A basketball player in high school, LeBeau’s adulthood is marred by obesity and the threat of diabetes. He agrees to part of an experiment where he undergoes a vigorous exercise regimen and a traditional Lakota diet centered on buffalo meat and fresh vegetables. LeBeau’s body responds positively to the experiment, but he is emotionally drained due to the apathy of his friends and family, who are unwilling to get into better shape. Despite the obstacles in his path, LeBeau keeps a positive attitude, and the results of his labors quickly become visible.
“Good Meat” also casts a wider net in showing how poverty and geographical isolation have negatively impacted the health and diet of American Indians, resulting in abnormally high levels of diabetes and low life expectancy. Just trying to purchase nutritional food at the Pine Ridge Reservation in South Dakota is an uphill fight – at one point, LeBeau’s sisters drive 90 miles to Rapid City, S.D., just to purchase reasonably priced food at a Wal-Mart.

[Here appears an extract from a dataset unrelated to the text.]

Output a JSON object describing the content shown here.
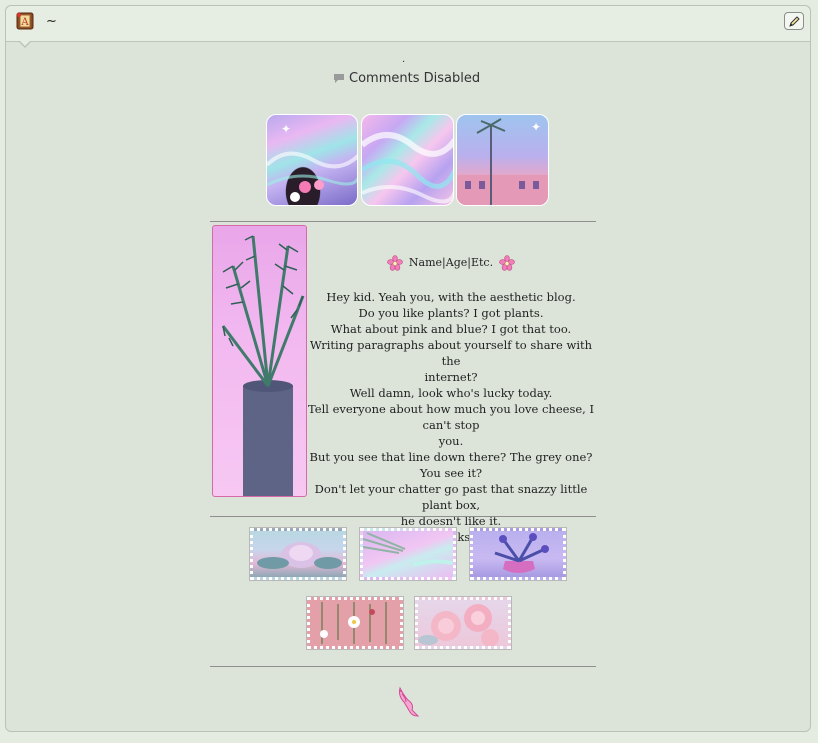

Sadly, Hurst’s film does not dig deeper regarding the seemingly self-destructive health habits of the reservation Indians – claims by members of LeBeau’s family that they lack the knowledge to shop intelligently come across as a poor excuse – and the film’s post-script of LeBeau’s sliding back into bad habits after the experiment ends is particularly worrisome. Nonetheless, “Good Meat” is both invigorating and disturbing, and definitely worth seeking out.